Korach’s wife on the other hand had the opposite effect on her husband by leading him into jealousy and reinforcing his stubbornness. The Talmud questions what caused Korach to become so jealous of Moses that he would initiate an insurrection? Going back to parshat Behaalotecha, Hashem commands the Levites to purify themselves by shaving their complete body. When Korach returned to his tent, his wife saw him shaven and taunted him saying that Moses hated him and imposed the law about shaving just to disgrace him. Korach tried to placate her by pointing out that Moses shaved his own children. She wouldn’t relent and replied that Moses only shaved his own children so he could embarrass Korach. The Midrash concludes with words from Proverbs “A wise woman builds her house, but a foolish woman destroys it with her own hands” (and I would say her own mouth).
How fortunate I’ve been that Sheila, my loving wife of 50 years has been my life partner and guided me through many personal decisions that would have led me astray. Together, we have shared life, the good and the not so good. We too have misused words and thrown them around in a mocking way like the words of the rebels against Moses. We too have not always been willing to have a real dialogue with each other. We haven’t always fulfilled the Jewish Marriage Encounter commandment that we should never go to bed angry. We are very fortunate however that we’ve weathered those storms and are thankful to reach this day in good health, with a wonderful loving family, good friends and a wonderful community.
Remember earlier, I asked you to remember the discussion about how space in dialog is critical for true communication and for the power of creativity to flourish.

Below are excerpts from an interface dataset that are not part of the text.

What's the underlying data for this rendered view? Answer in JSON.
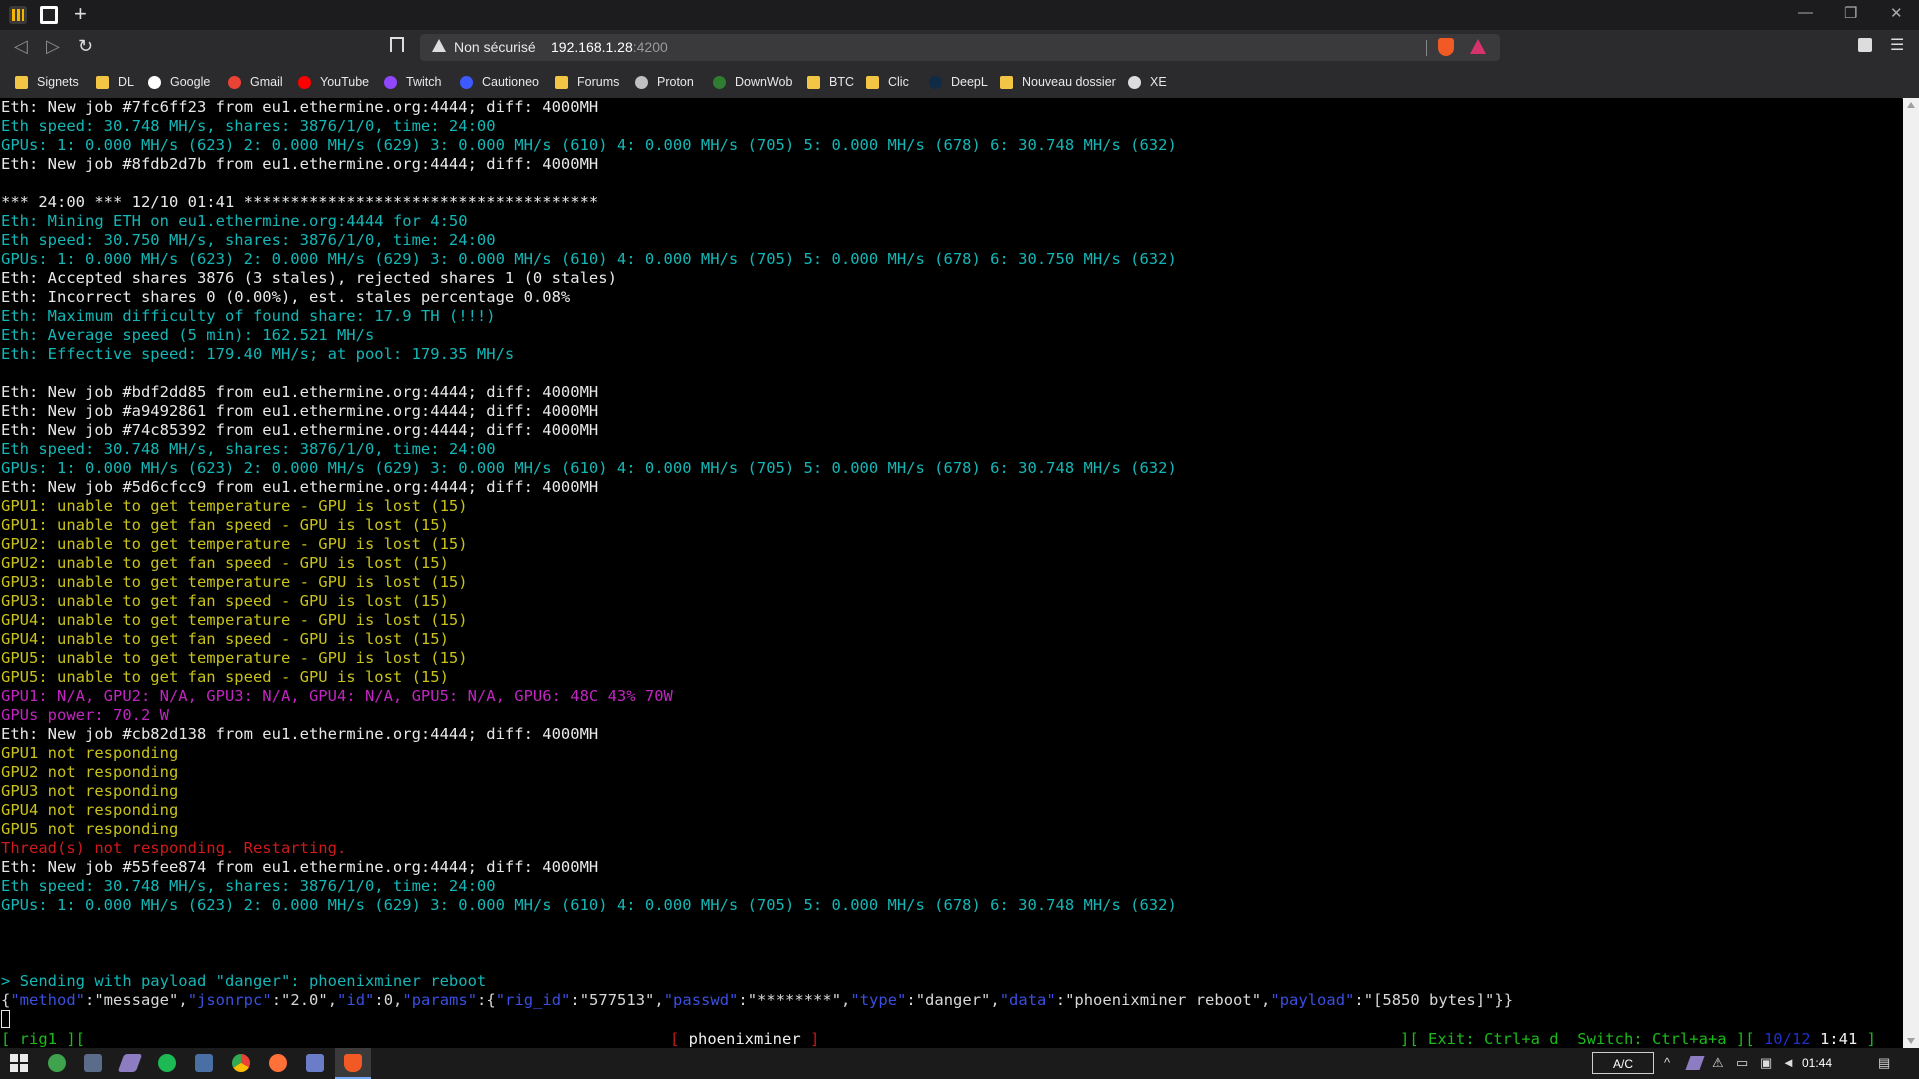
{
  "browser": {
    "security_label": "Non sécurisé",
    "url_host": "192.168.1.28",
    "url_port": ":4200"
  },
  "bookmarks": [
    {
      "label": "Signets",
      "icon": "folder-icon"
    },
    {
      "label": "DL",
      "icon": "folder-icon"
    },
    {
      "label": "Google",
      "icon": "google-icon"
    },
    {
      "label": "Gmail",
      "icon": "gmail-icon"
    },
    {
      "label": "YouTube",
      "icon": "youtube-icon"
    },
    {
      "label": "Twitch",
      "icon": "twitch-icon"
    },
    {
      "label": "Cautioneo",
      "icon": "cautioneo-icon"
    },
    {
      "label": "Forums",
      "icon": "folder-icon"
    },
    {
      "label": "Proton",
      "icon": "proton-icon"
    },
    {
      "label": "DownWob",
      "icon": "downwob-icon"
    },
    {
      "label": "BTC",
      "icon": "folder-icon"
    },
    {
      "label": "Clic",
      "icon": "folder-icon"
    },
    {
      "label": "DeepL",
      "icon": "deepl-icon"
    },
    {
      "label": "Nouveau dossier",
      "icon": "folder-icon"
    },
    {
      "label": "XE",
      "icon": "xe-icon"
    }
  ],
  "terminal": {
    "lines": [
      {
        "text": "Eth: New job #7fc6ff23 from eu1.ethermine.org:4444; diff: 4000MH",
        "color": "w"
      },
      {
        "text": "Eth speed: 30.748 MH/s, shares: 3876/1/0, time: 24:00",
        "color": "c"
      },
      {
        "text": "GPUs: 1: 0.000 MH/s (623) 2: 0.000 MH/s (629) 3: 0.000 MH/s (610) 4: 0.000 MH/s (705) 5: 0.000 MH/s (678) 6: 30.748 MH/s (632)",
        "color": "c"
      },
      {
        "text": "Eth: New job #8fdb2d7b from eu1.ethermine.org:4444; diff: 4000MH",
        "color": "w"
      },
      {
        "text": "",
        "color": "w"
      },
      {
        "text": "*** 24:00 *** 12/10 01:41 **************************************",
        "color": "w"
      },
      {
        "text": "Eth: Mining ETH on eu1.ethermine.org:4444 for 4:50",
        "color": "c"
      },
      {
        "text": "Eth speed: 30.750 MH/s, shares: 3876/1/0, time: 24:00",
        "color": "c"
      },
      {
        "text": "GPUs: 1: 0.000 MH/s (623) 2: 0.000 MH/s (629) 3: 0.000 MH/s (610) 4: 0.000 MH/s (705) 5: 0.000 MH/s (678) 6: 30.750 MH/s (632)",
        "color": "c"
      },
      {
        "text": "Eth: Accepted shares 3876 (3 stales), rejected shares 1 (0 stales)",
        "color": "w"
      },
      {
        "text": "Eth: Incorrect shares 0 (0.00%), est. stales percentage 0.08%",
        "color": "w"
      },
      {
        "text": "Eth: Maximum difficulty of found share: 17.9 TH (!!!)",
        "color": "c"
      },
      {
        "text": "Eth: Average speed (5 min): 162.521 MH/s",
        "color": "c"
      },
      {
        "text": "Eth: Effective speed: 179.40 MH/s; at pool: 179.35 MH/s",
        "color": "c"
      },
      {
        "text": "",
        "color": "w"
      },
      {
        "text": "Eth: New job #bdf2dd85 from eu1.ethermine.org:4444; diff: 4000MH",
        "color": "w"
      },
      {
        "text": "Eth: New job #a9492861 from eu1.ethermine.org:4444; diff: 4000MH",
        "color": "w"
      },
      {
        "text": "Eth: New job #74c85392 from eu1.ethermine.org:4444; diff: 4000MH",
        "color": "w"
      },
      {
        "text": "Eth speed: 30.748 MH/s, shares: 3876/1/0, time: 24:00",
        "color": "c"
      },
      {
        "text": "GPUs: 1: 0.000 MH/s (623) 2: 0.000 MH/s (629) 3: 0.000 MH/s (610) 4: 0.000 MH/s (705) 5: 0.000 MH/s (678) 6: 30.748 MH/s (632)",
        "color": "c"
      },
      {
        "text": "Eth: New job #5d6cfcc9 from eu1.ethermine.org:4444; diff: 4000MH",
        "color": "w"
      },
      {
        "text": "GPU1: unable to get temperature - GPU is lost (15)",
        "color": "y"
      },
      {
        "text": "GPU1: unable to get fan speed - GPU is lost (15)",
        "color": "y"
      },
      {
        "text": "GPU2: unable to get temperature - GPU is lost (15)",
        "color": "y"
      },
      {
        "text": "GPU2: unable to get fan speed - GPU is lost (15)",
        "color": "y"
      },
      {
        "text": "GPU3: unable to get temperature - GPU is lost (15)",
        "color": "y"
      },
      {
        "text": "GPU3: unable to get fan speed - GPU is lost (15)",
        "color": "y"
      },
      {
        "text": "GPU4: unable to get temperature - GPU is lost (15)",
        "color": "y"
      },
      {
        "text": "GPU4: unable to get fan speed - GPU is lost (15)",
        "color": "y"
      },
      {
        "text": "GPU5: unable to get temperature - GPU is lost (15)",
        "color": "y"
      },
      {
        "text": "GPU5: unable to get fan speed - GPU is lost (15)",
        "color": "y"
      },
      {
        "text": "GPU1: N/A, GPU2: N/A, GPU3: N/A, GPU4: N/A, GPU5: N/A, GPU6: 48C 43% 70W",
        "color": "m"
      },
      {
        "text": "GPUs power: 70.2 W",
        "color": "m"
      },
      {
        "text": "Eth: New job #cb82d138 from eu1.ethermine.org:4444; diff: 4000MH",
        "color": "w"
      },
      {
        "text": "GPU1 not responding",
        "color": "y"
      },
      {
        "text": "GPU2 not responding",
        "color": "y"
      },
      {
        "text": "GPU3 not responding",
        "color": "y"
      },
      {
        "text": "GPU4 not responding",
        "color": "y"
      },
      {
        "text": "GPU5 not responding",
        "color": "y"
      },
      {
        "text": "Thread(s) not responding. Restarting.",
        "color": "r"
      },
      {
        "text": "Eth: New job #55fee874 from eu1.ethermine.org:4444; diff: 4000MH",
        "color": "w"
      },
      {
        "text": "Eth speed: 30.748 MH/s, shares: 3876/1/0, time: 24:00",
        "color": "c"
      },
      {
        "text": "GPUs: 1: 0.000 MH/s (623) 2: 0.000 MH/s (629) 3: 0.000 MH/s (610) 4: 0.000 MH/s (705) 5: 0.000 MH/s (678) 6: 30.748 MH/s (632)",
        "color": "c"
      },
      {
        "text": "",
        "color": "w"
      },
      {
        "text": "",
        "color": "w"
      },
      {
        "text": "",
        "color": "w"
      },
      {
        "text": "> Sending with payload \"danger\": phoenixminer reboot",
        "color": "c"
      }
    ],
    "json_parts": [
      {
        "t": "{",
        "k": "val"
      },
      {
        "t": "\"method\"",
        "k": "key"
      },
      {
        "t": ":",
        "k": "val"
      },
      {
        "t": "\"message\"",
        "k": "val"
      },
      {
        "t": ",",
        "k": "val"
      },
      {
        "t": "\"jsonrpc\"",
        "k": "key"
      },
      {
        "t": ":",
        "k": "val"
      },
      {
        "t": "\"2.0\"",
        "k": "val"
      },
      {
        "t": ",",
        "k": "val"
      },
      {
        "t": "\"id\"",
        "k": "key"
      },
      {
        "t": ":0,",
        "k": "val"
      },
      {
        "t": "\"params\"",
        "k": "key"
      },
      {
        "t": ":{",
        "k": "val"
      },
      {
        "t": "\"rig_id\"",
        "k": "key"
      },
      {
        "t": ":",
        "k": "val"
      },
      {
        "t": "\"577513\"",
        "k": "val"
      },
      {
        "t": ",",
        "k": "val"
      },
      {
        "t": "\"passwd\"",
        "k": "key"
      },
      {
        "t": ":",
        "k": "val"
      },
      {
        "t": "\"********\"",
        "k": "val"
      },
      {
        "t": ",",
        "k": "val"
      },
      {
        "t": "\"type\"",
        "k": "key"
      },
      {
        "t": ":",
        "k": "val"
      },
      {
        "t": "\"danger\"",
        "k": "val"
      },
      {
        "t": ",",
        "k": "val"
      },
      {
        "t": "\"data\"",
        "k": "key"
      },
      {
        "t": ":",
        "k": "val"
      },
      {
        "t": "\"phoenixminer reboot\"",
        "k": "val"
      },
      {
        "t": ",",
        "k": "val"
      },
      {
        "t": "\"payload\"",
        "k": "key"
      },
      {
        "t": ":",
        "k": "val"
      },
      {
        "t": "\"[5850 bytes]\"",
        "k": "val"
      },
      {
        "t": "}}",
        "k": "val"
      }
    ],
    "status": {
      "left": "[ rig1 ][",
      "center_open": "[ ",
      "title": "phoenixminer",
      "center_close": " ]",
      "right_prefix": "][ Exit: Ctrl+a d  Switch: Ctrl+a+a ][ ",
      "load": "10/12",
      "clock": "1:41",
      "right_suffix": " ]"
    }
  },
  "colors": {
    "white": "#e8e8e8",
    "cyan": "#14b7b7",
    "yellow": "#c8c21a",
    "magenta": "#c225c2",
    "red": "#d01a1a",
    "status_green": "#1bbb1b",
    "json_key_blue": "#3a4fe0"
  },
  "taskbar": {
    "ime_label": "A/C",
    "time": "01:44"
  }
}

Well, space is also pertinent when thinking about marriage. Alisa, our oldest daughter, years ago gave us a poem by Susan Polis Schultz that I think has characterized our marriage and is worth passing on. And for this, I’d like Sheila to come up here with me. The poem goes like this:
You are mine and

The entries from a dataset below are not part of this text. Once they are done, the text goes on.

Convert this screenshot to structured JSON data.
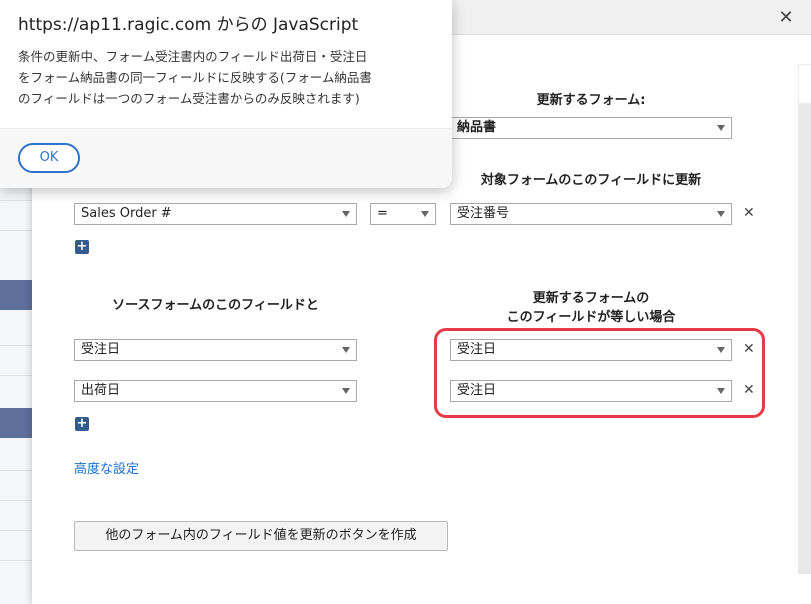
{
  "alert": {
    "title": "https://ap11.ragic.com からの JavaScript",
    "message": "条件の更新中、フォーム受注書内のフィールド出荷日・受注日をフォーム納品書の同一フィールドに反映する(フォーム納品書のフィールドは一つのフォーム受注書からのみ反映されます)",
    "ok_label": "OK"
  },
  "dialog": {
    "close_label": "✕",
    "form_header": "更新するフォーム:",
    "form_select": "納品書",
    "target_field_header": "対象フォームのこのフィールドに更新",
    "link_row": {
      "source": "Sales Order #",
      "operator": "=",
      "target": "受注番号"
    },
    "source_header": "ソースフォームのこのフィールドと",
    "update_header_line1": "更新するフォームの",
    "update_header_line2": "このフィールドが等しい場合",
    "mapping_rows": [
      {
        "source": "受注日",
        "target": "受注日"
      },
      {
        "source": "出荷日",
        "target": "受注日"
      }
    ],
    "remove_label": "✕",
    "add_label": "+",
    "advanced_link": "高度な設定",
    "create_button": "他のフォーム内のフィールド値を更新のボタンを作成"
  },
  "colors": {
    "highlight": "#e53b46",
    "add_button": "#335b8e",
    "link": "#1a73c7",
    "ok_button": "#2f72c9"
  }
}
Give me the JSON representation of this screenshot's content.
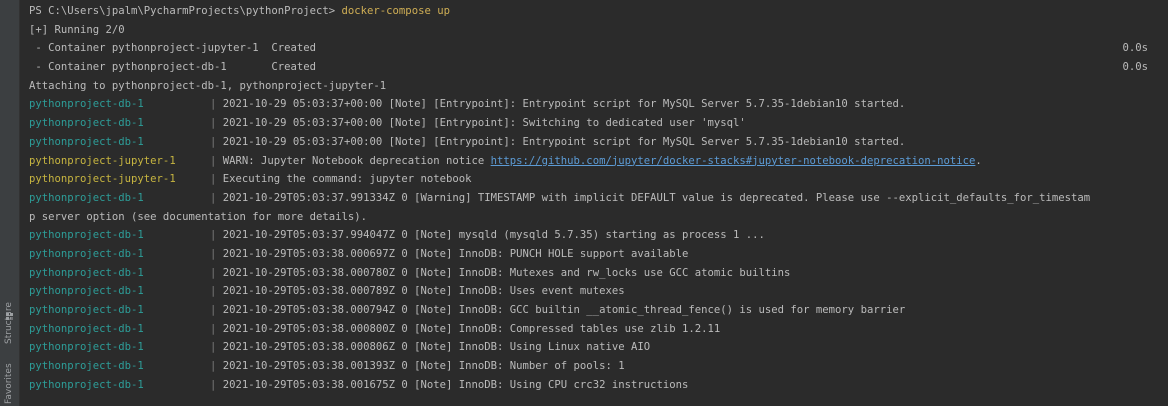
{
  "sidebar": {
    "structure_label": "Structure",
    "favorites_label": "Favorites"
  },
  "terminal": {
    "prompt": "PS C:\\Users\\jpalm\\PycharmProjects\\pythonProject> ",
    "command": "docker-compose up",
    "running": "[+] Running 2/0",
    "containers": [
      {
        "name": " - Container pythonproject-jupyter-1  ",
        "status": "Created",
        "time": "0.0s"
      },
      {
        "name": " - Container pythonproject-db-1       ",
        "status": "Created",
        "time": "0.0s"
      }
    ],
    "attaching": "Attaching to pythonproject-db-1, pythonproject-jupyter-1",
    "logs": [
      {
        "service": "pythonproject-db-1",
        "kind": "db",
        "msg": "2021-10-29 05:03:37+00:00 [Note] [Entrypoint]: Entrypoint script for MySQL Server 5.7.35-1debian10 started."
      },
      {
        "service": "pythonproject-db-1",
        "kind": "db",
        "msg": "2021-10-29 05:03:37+00:00 [Note] [Entrypoint]: Switching to dedicated user 'mysql'"
      },
      {
        "service": "pythonproject-db-1",
        "kind": "db",
        "msg": "2021-10-29 05:03:37+00:00 [Note] [Entrypoint]: Entrypoint script for MySQL Server 5.7.35-1debian10 started."
      },
      {
        "service": "pythonproject-jupyter-1",
        "kind": "jup",
        "msg": "WARN: Jupyter Notebook deprecation notice ",
        "link": "https://github.com/jupyter/docker-stacks#jupyter-notebook-deprecation-notice",
        "after": "."
      },
      {
        "service": "pythonproject-jupyter-1",
        "kind": "jup",
        "msg": "Executing the command: jupyter notebook"
      },
      {
        "service": "pythonproject-db-1",
        "kind": "db",
        "msg": "2021-10-29T05:03:37.991334Z 0 [Warning] TIMESTAMP with implicit DEFAULT value is deprecated. Please use --explicit_defaults_for_timestam"
      },
      {
        "continuation": "p server option (see documentation for more details)."
      },
      {
        "service": "pythonproject-db-1",
        "kind": "db",
        "msg": "2021-10-29T05:03:37.994047Z 0 [Note] mysqld (mysqld 5.7.35) starting as process 1 ..."
      },
      {
        "service": "pythonproject-db-1",
        "kind": "db",
        "msg": "2021-10-29T05:03:38.000697Z 0 [Note] InnoDB: PUNCH HOLE support available"
      },
      {
        "service": "pythonproject-db-1",
        "kind": "db",
        "msg": "2021-10-29T05:03:38.000780Z 0 [Note] InnoDB: Mutexes and rw_locks use GCC atomic builtins"
      },
      {
        "service": "pythonproject-db-1",
        "kind": "db",
        "msg": "2021-10-29T05:03:38.000789Z 0 [Note] InnoDB: Uses event mutexes"
      },
      {
        "service": "pythonproject-db-1",
        "kind": "db",
        "msg": "2021-10-29T05:03:38.000794Z 0 [Note] InnoDB: GCC builtin __atomic_thread_fence() is used for memory barrier"
      },
      {
        "service": "pythonproject-db-1",
        "kind": "db",
        "msg": "2021-10-29T05:03:38.000800Z 0 [Note] InnoDB: Compressed tables use zlib 1.2.11"
      },
      {
        "service": "pythonproject-db-1",
        "kind": "db",
        "msg": "2021-10-29T05:03:38.000806Z 0 [Note] InnoDB: Using Linux native AIO"
      },
      {
        "service": "pythonproject-db-1",
        "kind": "db",
        "msg": "2021-10-29T05:03:38.001393Z 0 [Note] InnoDB: Number of pools: 1"
      },
      {
        "service": "pythonproject-db-1",
        "kind": "db",
        "msg": "2021-10-29T05:03:38.001675Z 0 [Note] InnoDB: Using CPU crc32 instructions"
      }
    ],
    "pipe": "| ",
    "colors": {
      "db_service": "#2d9d98",
      "jupyter_service": "#c7b540",
      "command": "#cfae55",
      "link": "#5c9bd5",
      "background": "#2b2b2b"
    }
  }
}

I am yours in love
I am I and
You are you in thought
Independently, we share our lives together.
My father-in-law, zichrono liv’racha, frequently said that my shvieger, my mother-in-law “was the best thing that ever happened to him”. I can only echo his thoughts about my best friend — my life’s partner. I have been a very blessed guy and I can’t say it any better than he did.